» EXTRACTED ENTRIES:
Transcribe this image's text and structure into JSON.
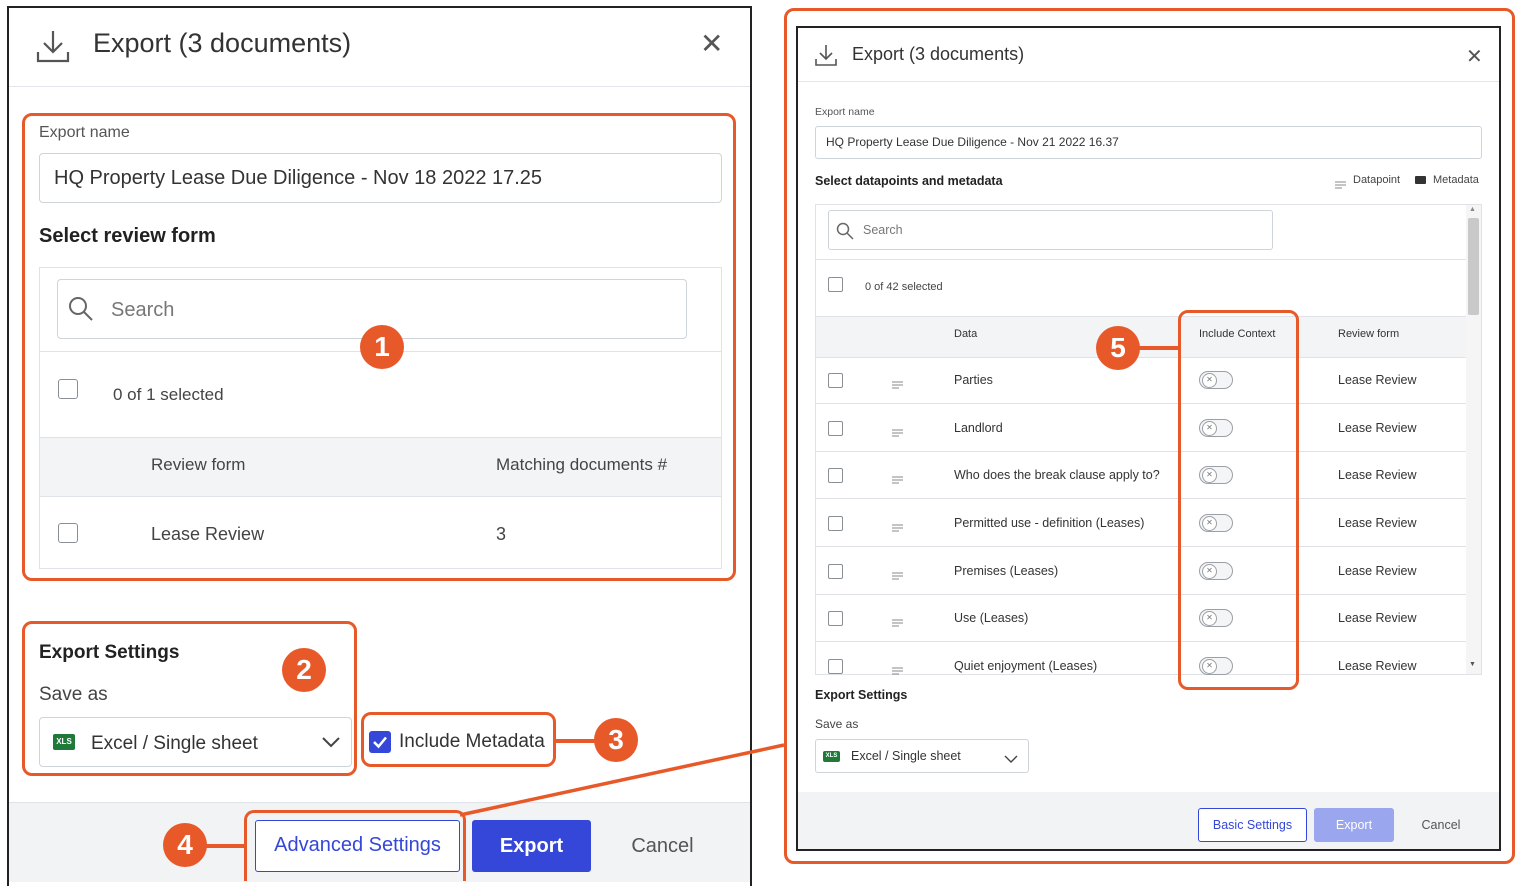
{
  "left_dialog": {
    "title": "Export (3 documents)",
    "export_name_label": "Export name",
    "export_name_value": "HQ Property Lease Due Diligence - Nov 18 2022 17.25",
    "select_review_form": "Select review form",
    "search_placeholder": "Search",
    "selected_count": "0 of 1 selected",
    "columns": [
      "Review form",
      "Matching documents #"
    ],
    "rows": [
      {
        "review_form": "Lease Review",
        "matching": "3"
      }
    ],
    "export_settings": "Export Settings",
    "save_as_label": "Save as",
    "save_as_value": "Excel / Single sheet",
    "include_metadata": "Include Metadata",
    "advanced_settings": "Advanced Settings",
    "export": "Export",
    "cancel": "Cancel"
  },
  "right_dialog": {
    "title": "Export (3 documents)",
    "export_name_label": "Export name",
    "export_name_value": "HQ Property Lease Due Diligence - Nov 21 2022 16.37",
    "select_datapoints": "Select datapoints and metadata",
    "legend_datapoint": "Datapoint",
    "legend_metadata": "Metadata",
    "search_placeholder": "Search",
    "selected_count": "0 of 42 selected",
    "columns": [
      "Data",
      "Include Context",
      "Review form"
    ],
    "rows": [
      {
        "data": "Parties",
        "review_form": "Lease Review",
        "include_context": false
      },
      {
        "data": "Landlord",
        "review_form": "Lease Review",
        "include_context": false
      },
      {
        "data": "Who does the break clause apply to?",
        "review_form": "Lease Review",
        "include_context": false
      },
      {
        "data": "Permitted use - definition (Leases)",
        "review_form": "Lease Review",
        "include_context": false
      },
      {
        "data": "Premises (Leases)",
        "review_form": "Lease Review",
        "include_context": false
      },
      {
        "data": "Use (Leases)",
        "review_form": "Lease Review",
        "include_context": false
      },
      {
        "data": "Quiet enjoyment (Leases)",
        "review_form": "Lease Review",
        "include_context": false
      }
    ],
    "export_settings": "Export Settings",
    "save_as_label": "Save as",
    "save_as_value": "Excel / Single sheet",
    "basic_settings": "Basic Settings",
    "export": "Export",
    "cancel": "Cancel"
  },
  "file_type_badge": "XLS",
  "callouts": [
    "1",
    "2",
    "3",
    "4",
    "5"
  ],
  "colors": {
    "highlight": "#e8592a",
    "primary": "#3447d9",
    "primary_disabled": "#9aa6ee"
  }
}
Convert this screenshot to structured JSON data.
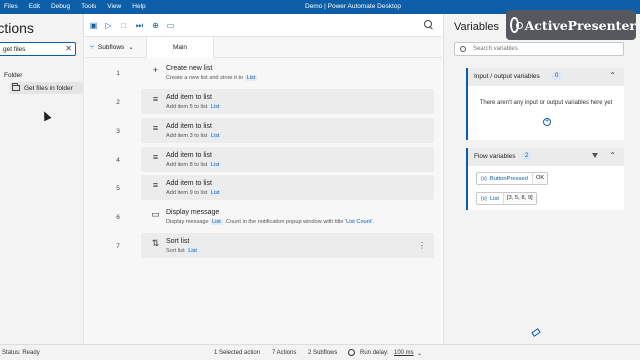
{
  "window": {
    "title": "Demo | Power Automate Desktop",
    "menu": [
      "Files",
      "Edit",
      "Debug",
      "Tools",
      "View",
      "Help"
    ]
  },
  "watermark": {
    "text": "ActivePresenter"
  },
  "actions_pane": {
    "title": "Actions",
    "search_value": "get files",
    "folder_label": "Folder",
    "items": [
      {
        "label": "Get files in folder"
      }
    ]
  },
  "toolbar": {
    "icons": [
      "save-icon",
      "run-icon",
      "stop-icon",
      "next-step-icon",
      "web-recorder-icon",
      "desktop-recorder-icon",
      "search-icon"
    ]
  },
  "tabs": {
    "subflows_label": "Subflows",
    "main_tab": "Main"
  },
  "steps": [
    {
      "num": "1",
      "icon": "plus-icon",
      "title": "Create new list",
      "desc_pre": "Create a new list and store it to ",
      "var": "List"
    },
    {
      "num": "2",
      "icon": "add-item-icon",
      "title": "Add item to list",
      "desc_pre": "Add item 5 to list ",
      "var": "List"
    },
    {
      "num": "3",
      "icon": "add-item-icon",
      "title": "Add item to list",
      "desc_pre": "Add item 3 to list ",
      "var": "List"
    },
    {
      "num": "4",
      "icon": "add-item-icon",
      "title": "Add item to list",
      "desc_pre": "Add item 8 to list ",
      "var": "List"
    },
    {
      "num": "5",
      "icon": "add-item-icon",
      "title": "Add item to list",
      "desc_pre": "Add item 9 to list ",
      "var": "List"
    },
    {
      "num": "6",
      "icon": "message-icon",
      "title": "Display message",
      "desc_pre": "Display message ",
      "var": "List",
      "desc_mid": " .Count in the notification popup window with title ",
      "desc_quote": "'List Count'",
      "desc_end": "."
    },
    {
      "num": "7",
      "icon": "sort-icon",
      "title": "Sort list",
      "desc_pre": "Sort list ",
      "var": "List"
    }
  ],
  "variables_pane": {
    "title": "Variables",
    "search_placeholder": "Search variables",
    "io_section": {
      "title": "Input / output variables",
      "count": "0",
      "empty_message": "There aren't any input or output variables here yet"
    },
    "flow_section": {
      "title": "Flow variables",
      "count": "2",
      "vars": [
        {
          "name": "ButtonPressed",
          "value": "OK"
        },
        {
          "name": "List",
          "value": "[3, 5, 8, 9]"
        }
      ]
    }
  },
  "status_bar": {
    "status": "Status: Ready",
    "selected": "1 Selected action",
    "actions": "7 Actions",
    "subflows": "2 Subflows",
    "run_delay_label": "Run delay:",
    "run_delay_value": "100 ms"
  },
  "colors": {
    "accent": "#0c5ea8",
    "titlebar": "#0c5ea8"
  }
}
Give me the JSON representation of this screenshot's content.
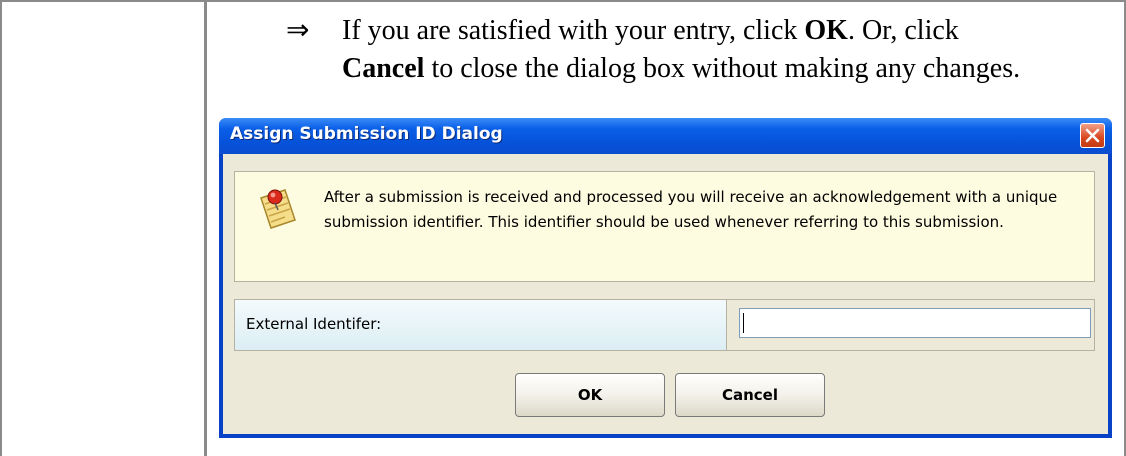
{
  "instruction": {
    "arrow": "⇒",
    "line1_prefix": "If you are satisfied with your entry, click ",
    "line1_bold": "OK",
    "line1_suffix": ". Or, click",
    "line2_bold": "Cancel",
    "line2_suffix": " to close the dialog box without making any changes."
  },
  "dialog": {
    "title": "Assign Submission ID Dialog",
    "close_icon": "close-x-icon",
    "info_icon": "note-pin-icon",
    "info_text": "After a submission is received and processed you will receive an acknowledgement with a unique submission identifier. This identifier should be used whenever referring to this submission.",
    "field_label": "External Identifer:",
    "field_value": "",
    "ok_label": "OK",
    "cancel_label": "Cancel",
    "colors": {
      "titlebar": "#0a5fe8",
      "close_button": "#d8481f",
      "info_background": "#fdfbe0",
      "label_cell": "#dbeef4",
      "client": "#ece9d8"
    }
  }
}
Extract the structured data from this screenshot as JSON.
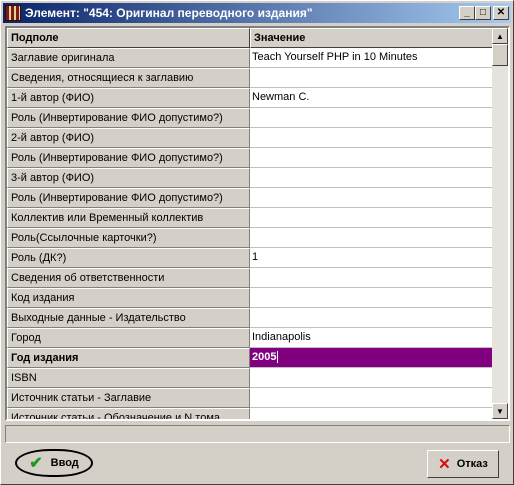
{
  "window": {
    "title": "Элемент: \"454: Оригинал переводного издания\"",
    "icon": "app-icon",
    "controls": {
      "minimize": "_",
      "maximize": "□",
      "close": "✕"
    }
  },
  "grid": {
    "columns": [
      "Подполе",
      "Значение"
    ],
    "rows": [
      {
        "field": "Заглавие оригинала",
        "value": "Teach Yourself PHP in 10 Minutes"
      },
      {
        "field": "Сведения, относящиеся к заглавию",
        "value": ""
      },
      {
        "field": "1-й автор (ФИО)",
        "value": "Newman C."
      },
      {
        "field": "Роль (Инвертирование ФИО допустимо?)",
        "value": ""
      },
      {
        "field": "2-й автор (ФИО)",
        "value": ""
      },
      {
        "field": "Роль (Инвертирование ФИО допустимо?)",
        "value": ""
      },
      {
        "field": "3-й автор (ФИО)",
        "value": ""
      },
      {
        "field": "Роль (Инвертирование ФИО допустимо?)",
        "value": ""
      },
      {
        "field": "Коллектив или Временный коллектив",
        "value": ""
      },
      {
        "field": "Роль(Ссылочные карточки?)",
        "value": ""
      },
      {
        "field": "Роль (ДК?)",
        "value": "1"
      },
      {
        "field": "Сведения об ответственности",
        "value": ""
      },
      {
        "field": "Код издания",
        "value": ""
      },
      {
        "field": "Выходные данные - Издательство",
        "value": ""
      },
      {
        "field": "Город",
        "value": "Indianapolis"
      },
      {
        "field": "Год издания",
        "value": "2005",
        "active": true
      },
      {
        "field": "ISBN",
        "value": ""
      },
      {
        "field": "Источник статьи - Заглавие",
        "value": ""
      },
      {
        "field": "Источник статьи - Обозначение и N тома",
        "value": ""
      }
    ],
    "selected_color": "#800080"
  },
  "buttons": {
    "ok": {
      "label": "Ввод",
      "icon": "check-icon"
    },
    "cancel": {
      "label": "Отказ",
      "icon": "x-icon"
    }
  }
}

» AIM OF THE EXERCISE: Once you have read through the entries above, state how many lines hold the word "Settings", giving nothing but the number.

» ANSWER BOX: 4